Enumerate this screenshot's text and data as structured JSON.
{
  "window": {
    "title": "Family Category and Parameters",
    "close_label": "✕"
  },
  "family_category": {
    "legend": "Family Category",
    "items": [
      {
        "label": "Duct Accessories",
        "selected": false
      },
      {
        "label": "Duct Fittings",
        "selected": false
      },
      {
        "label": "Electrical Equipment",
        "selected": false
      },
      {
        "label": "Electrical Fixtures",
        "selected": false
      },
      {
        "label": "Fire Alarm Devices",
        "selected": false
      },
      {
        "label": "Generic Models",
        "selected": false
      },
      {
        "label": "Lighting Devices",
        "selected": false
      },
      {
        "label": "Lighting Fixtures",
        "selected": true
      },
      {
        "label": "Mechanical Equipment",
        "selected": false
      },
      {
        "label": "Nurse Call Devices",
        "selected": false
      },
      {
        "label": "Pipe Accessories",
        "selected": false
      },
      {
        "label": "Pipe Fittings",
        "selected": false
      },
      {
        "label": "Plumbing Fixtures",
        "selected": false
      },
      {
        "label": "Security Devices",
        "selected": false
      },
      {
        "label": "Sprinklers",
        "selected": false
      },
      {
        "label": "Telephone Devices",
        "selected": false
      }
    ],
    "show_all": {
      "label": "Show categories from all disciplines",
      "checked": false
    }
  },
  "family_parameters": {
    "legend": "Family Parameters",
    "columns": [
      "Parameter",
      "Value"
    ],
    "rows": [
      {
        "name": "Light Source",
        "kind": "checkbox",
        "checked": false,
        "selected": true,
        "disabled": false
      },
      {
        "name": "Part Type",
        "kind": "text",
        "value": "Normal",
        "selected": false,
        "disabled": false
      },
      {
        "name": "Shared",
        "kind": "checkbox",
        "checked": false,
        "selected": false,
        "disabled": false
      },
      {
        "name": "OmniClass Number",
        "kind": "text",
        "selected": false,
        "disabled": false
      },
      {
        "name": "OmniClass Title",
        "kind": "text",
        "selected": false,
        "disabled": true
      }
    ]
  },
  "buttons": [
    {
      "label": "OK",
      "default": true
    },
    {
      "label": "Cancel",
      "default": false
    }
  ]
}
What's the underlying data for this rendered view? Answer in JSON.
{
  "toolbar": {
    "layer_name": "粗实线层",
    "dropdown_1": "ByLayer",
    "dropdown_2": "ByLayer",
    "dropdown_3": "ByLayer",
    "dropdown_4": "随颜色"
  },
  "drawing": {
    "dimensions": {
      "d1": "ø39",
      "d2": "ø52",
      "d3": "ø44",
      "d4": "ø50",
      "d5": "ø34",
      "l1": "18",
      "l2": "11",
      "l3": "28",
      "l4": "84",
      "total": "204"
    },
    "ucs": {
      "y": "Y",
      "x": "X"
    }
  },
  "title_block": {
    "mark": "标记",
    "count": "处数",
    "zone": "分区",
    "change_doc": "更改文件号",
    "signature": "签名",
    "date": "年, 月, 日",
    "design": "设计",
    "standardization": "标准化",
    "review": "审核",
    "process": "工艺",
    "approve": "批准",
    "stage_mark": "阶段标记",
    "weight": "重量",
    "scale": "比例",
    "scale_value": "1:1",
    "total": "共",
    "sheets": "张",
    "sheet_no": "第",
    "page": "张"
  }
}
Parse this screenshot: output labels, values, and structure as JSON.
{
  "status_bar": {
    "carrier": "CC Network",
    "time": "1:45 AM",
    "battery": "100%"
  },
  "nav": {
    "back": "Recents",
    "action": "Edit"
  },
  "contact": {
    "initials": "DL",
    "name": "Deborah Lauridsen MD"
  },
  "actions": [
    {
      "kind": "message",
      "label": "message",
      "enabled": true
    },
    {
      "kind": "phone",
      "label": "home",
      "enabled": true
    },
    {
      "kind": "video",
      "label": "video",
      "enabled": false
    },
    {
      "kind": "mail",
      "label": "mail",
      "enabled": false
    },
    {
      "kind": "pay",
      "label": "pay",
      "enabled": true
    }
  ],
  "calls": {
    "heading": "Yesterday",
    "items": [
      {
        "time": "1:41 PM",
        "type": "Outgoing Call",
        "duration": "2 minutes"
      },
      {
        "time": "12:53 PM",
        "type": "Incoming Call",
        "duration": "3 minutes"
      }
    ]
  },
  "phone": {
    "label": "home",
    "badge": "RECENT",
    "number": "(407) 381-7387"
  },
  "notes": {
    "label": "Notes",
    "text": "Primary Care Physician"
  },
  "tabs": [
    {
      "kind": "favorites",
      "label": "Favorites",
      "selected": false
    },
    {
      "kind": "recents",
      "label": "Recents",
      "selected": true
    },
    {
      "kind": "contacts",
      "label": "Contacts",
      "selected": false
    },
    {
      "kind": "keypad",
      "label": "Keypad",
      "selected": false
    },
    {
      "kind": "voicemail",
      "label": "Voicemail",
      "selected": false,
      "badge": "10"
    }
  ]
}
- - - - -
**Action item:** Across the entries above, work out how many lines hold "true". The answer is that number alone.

**The answer:** 8